On the face of the newly enacted IRC section 162(q), the disallowed deduction applies to any payment of attorney’s fees, including such a payment by the plaintiff. The result of this language could be especially harmful for plaintiffs. A plaintiff could be subject to tax on 100% of the settlement, including the portion representing payment of their counsel fees, even when 40% of the settlement amount is paid to her attorney.
The IRS could offer guidance in this area that the deduction is only disallowed for defendants and not for plaintiffs. Or alternatively, Congress could fix this (oversight?) with a technical correction to the statute. Until there is additional guidance or a legislative fix, plaintiffs and their tax counsel will find themselves asking whether Congress really intended to punish plaintiffs in such a fashion.
Further Allocation of Settlement Amounts
Parties in employment-related litigation should currently allocate settlement amounts between wage claims and non-wage claims, as wage claims require employment tax withholding.
Now, parties should consider a separate allocation of settlement amounts between sexual harassment claims and non-sexual harassment claims in order to preserve deductibility for that portion of the settlement that is unrelated to the sexual harassment claim. Further, the parties should also consider a similar allocation of attorney’s fees between amounts related to sexual harassment/abuse and fees related to other claims.

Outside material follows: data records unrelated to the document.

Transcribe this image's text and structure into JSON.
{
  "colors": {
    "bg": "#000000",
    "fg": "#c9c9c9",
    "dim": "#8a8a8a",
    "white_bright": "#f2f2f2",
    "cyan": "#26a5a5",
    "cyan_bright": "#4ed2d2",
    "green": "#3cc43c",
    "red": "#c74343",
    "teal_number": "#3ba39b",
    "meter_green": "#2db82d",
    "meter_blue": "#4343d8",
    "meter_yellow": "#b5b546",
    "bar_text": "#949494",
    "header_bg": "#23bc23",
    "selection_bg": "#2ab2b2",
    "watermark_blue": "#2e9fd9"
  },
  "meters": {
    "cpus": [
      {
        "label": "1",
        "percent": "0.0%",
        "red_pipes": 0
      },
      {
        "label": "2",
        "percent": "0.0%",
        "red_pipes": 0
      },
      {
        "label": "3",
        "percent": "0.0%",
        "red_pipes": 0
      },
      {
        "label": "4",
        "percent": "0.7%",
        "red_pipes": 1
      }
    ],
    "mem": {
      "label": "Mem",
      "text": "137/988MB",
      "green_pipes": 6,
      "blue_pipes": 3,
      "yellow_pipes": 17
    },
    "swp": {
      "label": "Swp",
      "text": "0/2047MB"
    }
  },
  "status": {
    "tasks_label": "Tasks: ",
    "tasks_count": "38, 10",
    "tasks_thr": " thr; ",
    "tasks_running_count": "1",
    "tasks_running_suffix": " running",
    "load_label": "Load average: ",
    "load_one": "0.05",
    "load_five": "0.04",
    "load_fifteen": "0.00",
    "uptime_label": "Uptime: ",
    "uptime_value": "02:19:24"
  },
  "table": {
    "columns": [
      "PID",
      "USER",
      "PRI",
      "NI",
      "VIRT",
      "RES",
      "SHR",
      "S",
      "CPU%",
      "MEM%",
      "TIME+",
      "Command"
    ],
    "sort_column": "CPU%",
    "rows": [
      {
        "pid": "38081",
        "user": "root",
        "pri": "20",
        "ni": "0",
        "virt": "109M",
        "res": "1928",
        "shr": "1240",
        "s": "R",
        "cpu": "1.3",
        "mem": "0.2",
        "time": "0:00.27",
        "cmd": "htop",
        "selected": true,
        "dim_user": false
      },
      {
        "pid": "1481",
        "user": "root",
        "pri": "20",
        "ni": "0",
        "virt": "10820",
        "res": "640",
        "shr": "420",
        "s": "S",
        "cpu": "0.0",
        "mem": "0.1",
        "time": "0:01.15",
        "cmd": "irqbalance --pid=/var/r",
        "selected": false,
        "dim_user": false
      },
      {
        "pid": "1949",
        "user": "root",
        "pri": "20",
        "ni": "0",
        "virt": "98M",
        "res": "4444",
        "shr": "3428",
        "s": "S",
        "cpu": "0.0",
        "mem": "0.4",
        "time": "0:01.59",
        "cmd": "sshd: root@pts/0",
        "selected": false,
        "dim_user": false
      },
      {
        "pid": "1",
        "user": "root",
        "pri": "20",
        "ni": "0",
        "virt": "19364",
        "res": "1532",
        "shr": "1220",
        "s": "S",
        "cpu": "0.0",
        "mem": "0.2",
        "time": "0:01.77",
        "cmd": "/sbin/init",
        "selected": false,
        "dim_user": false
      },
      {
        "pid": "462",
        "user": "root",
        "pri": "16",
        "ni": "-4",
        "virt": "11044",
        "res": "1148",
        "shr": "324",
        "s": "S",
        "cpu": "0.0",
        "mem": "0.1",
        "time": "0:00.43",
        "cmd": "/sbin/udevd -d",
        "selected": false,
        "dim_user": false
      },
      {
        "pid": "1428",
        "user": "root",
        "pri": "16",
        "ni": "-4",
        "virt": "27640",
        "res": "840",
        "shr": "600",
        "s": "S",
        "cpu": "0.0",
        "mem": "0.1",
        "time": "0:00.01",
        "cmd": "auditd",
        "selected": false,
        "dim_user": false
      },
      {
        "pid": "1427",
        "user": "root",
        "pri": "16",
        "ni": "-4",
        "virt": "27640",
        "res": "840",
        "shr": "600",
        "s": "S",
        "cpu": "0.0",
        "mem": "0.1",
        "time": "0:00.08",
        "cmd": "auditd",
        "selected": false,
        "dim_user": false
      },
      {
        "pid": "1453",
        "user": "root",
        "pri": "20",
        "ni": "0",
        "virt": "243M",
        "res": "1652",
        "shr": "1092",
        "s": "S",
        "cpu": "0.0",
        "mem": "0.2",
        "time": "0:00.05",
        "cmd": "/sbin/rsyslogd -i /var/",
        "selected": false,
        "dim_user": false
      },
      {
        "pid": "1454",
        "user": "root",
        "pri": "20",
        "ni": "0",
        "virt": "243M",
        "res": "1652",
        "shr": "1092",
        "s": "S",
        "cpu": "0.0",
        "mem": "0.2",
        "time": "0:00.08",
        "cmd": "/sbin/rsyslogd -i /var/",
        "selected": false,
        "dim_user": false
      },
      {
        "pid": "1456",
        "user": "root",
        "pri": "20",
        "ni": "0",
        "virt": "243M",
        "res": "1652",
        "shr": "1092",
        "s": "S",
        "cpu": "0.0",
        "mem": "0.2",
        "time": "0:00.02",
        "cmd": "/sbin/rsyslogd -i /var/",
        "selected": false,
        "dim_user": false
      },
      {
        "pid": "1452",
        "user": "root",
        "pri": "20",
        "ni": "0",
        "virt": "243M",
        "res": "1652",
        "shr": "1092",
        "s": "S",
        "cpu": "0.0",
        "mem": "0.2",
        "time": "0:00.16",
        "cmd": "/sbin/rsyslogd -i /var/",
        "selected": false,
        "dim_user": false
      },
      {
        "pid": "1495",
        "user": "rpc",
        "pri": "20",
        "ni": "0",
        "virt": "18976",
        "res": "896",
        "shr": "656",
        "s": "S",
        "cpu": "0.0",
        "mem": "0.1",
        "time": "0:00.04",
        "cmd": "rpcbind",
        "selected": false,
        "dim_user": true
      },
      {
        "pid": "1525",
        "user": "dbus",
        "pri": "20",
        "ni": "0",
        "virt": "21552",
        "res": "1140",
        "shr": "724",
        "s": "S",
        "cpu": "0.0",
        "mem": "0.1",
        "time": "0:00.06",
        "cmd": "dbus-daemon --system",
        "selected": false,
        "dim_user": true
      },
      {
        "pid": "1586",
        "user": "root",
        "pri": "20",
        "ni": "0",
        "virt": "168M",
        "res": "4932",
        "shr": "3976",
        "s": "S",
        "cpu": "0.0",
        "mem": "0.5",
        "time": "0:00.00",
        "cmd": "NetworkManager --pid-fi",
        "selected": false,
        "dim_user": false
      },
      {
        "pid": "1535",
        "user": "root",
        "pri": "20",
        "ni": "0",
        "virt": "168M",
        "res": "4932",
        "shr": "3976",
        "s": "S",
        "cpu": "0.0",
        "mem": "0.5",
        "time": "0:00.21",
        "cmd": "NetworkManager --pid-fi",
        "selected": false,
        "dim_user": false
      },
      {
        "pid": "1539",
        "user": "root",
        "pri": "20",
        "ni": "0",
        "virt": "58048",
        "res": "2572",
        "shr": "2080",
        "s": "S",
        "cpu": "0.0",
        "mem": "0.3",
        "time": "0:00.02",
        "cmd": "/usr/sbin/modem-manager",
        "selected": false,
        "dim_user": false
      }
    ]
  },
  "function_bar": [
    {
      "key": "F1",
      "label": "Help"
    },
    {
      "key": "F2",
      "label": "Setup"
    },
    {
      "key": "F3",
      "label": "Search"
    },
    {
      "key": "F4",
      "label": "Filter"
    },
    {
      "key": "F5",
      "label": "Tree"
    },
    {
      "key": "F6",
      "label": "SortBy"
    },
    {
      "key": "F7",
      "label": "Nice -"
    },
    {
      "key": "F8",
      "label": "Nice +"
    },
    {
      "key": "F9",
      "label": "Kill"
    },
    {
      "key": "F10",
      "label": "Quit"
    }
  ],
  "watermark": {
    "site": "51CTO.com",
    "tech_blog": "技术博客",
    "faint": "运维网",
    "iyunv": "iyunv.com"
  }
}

Of note, the IRS is not bound by allocations contained in settlement agreements to which it was not a party. See Robinson v. Commissioner, 102 T.C. 116 (1994), rev’d in part on other grounds, 70 F.3d 34 (5th Cir. 1995), cert. denied 519 U.S. 824 (1996). The parties’ allocation among various claims of the settlement can be challenged where the facts and circumstances indicate that the allocation does not reflect the economic substance of the settlement. See Phoenix Coal Company, Inc. v. Commissioner, 231 F.2d 420 (2d Cir. 1956). However, an allocation in a settlement is generally binding for tax purposes to the extent that the agreement is entered into by the parties in an adversarial context, at arm’s length, and in good faith. Threlkeld v. Commissioner, 87 T.C. 1294, 1306-1307 (1986).

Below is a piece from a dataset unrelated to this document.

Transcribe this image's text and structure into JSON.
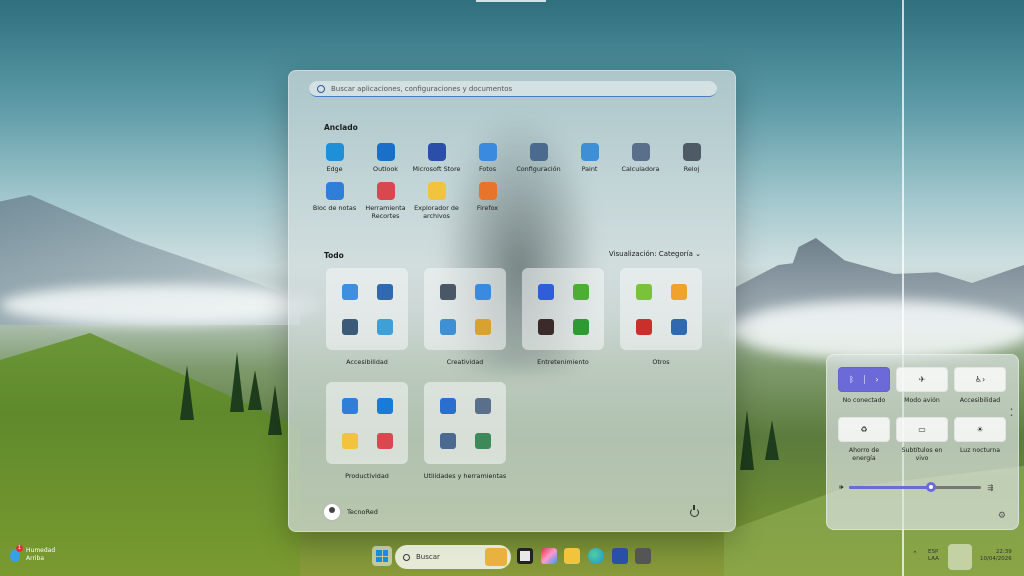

There a number of key takeaways and unsettled questions as a result of the new Code provision on the settlement of sexual harassment or sexual abuse claims subject to nondisclosure agreements: The cost of confidentiality is the loss of income tax deductions for payments made to settle sexual harassment/abuse claims and related attorney’s fees. Will the statute be read broadly to encompass other claims settled in connection with a sexual harassment claim? Will the loss of the income tax deduction cause employers to value settlements differently? Will the disallowed deduction for attorney’s fees be extended to plaintiffs, causing a much larger tax liability for plaintiffs than under prior law? Parties may consider larger allocations to non-harassment/abuse claims, though allocations can be challenged by the IRS and may not be respected by the Courts. Will employers forego confidentiality provisions to preserve income tax deductions, perhaps coupled with a policy or practice of transparency or will the desirability for confidentiality be worth the additional cost.
About the Author
Mr. Turanchik is an attorney in the Tax Department at Paul Hastings LLP. The new Code provision is effective for payments made or incurred after December 22, 2017. In fact, payment for punitive damages is deductible. See Rev. Rul. 80-211, 1980-2 C.B. 57. The new tax bill also reduced the corporate income tax rate to 21% from the previous 35% which means a disallowed deduction of $100,000 would only be an additional cost to an employer of $21,000 as opposed to $35,000 under prior law.For additional information, please contact us via email at email@example.com.